Bedside Table Lighting
The last layer of artificial light to consider is bedside table lighting. I found a fabulous pair of antique crème porcelain table lamps with delicately sculpted flowers, for $20.00 ea, at one of my favorite thrift stores (yes designers shop at thrift stores!) for my bedroom.
I couldn’t believe the price and the condition they were in, I snapped them up, ditched the boring ecru silk shades and had my workroom fabricate new blue silk lampshades and they look smashing.
Tip: Selecting an interesting color or textured lamp shade will enhance the personality of your lamps. Try something a little more daring like a chocolate or black silk shade (depending on your color scheme). This will diffuse the light output and create a moodier look.
This lamp from Arteriors Home has a beautiful sculptural quality and the black shade will diffuse the light to give a moody vibe.
If you like to read in bed, make sure your bedside lamps are tall enough to give you the light you need on your reading surface. Tip: The bottom of the lamp shade should fall between your shoulders and eye level so you are not looking up into the light bulb as you read.
No room for bedside table lamps? Try installing adjustable swing arm bedside lights on your headboard wall. Just be sure to spot the location accurately and
hardwire (wires are placed inside the wall during construction) the fixture. If your walls are already closed up, lighting manufacturers offer coordinating cord covers with swing-arm fixtures that cover the wires. Not my favorite look, but it can be done in a pinch.
Now that you have discussed with your electrician the different layers of light you desire it is time to focus on your room’s natural light and the style of window treatments that will create the intimacy and privacy you need.
While staying at the Venetian/Palazzo hotel, I got spoiled using the motorized window treatments to control the natural light in our suite which was filtered by the sheers, blackout shades, and silk drapes depending on my mood (this was the only remote control I had command over, the three flat-screen remotes were off-limits…..ahhh men).
I’ve installed similar motorized window treatments for client’s using the Somfy system (www.somfy.com) and they just flip at the ease and convenience…ok, and maybe due to the cool factor too.
Whether you decide to select standard window treatments, or motorized for your bedroom, you want to think about how much light and privacy you want, as well as how the fabric you select filters the light, wears due to sun exposure or pets, and complements your color scheme. Tip: Window treatments are a great place to introduce visual interest in your bedroom -- think sumptuous velvet or ultra suede drapes, or textural sheers -- while manipulating the room’s light quality.
Notice the layering of window treatments in this Palazzo Las Vegas Hotel Suite. The stationary drape panels, motorized blackout shades, and sheers help control the light.

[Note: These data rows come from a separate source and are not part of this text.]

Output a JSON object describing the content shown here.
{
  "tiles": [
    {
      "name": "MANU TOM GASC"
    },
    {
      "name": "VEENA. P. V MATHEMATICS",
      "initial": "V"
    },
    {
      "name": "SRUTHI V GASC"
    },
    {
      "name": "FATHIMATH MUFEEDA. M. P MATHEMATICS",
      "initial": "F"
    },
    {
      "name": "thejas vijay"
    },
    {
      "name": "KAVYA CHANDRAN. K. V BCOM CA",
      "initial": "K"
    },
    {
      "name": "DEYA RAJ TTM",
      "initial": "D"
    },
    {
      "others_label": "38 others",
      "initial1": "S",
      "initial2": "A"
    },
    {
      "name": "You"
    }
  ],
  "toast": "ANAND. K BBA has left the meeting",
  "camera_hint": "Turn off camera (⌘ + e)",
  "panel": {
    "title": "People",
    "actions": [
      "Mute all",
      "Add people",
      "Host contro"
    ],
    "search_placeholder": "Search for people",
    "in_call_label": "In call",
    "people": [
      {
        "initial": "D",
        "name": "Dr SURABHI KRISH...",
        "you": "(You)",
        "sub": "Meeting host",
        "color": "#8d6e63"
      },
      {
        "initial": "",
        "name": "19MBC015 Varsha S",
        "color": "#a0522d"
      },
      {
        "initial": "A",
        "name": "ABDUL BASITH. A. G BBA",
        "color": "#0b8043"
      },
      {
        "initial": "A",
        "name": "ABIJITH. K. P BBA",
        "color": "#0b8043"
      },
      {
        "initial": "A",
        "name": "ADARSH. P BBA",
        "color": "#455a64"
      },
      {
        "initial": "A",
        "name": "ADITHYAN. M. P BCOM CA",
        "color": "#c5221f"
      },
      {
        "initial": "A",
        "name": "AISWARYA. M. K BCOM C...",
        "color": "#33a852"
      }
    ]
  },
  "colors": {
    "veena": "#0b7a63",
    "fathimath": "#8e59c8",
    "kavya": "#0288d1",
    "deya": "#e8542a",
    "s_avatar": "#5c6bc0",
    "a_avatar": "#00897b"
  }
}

And finally my favorite type of light ….candle light. Let’s face it everyone looks great in candle light. Your skin can be the texture of a leather change purse and your body still re-covering from holiday indulging and you will still look fabulous!
When selecting candles for your bedroom, here’s a Tip: look for soy-based candles as they burn cleaner and longer than traditional wax candles and do not emit soot which results in better indoor air quality (in case you are wondering ….the scents for love are sandalwood, jasmine, juniper berry and citrus, and frankincense, among others, reports the Sense of Smell Institute).
So next time you’re in a nice hotel or restaurant, or flipping through a design magazine, observe the multiple layers of light and the mood that is created. Notice how it makes you feel. By becoming more aware of these techniques designers use and incorporating these lighting tips your bedroom will surely never be a snooze!
Gail E. Jamentz, Principal of Soul Interiors Design, proudly serves the communities of Pasadena, San Marino, La Cañada Flintridge, Sierra Madre, South Pasadena, Altadena, Glendale, Los Angeles, Newport Beach, Palm Desert, and Palm Springs.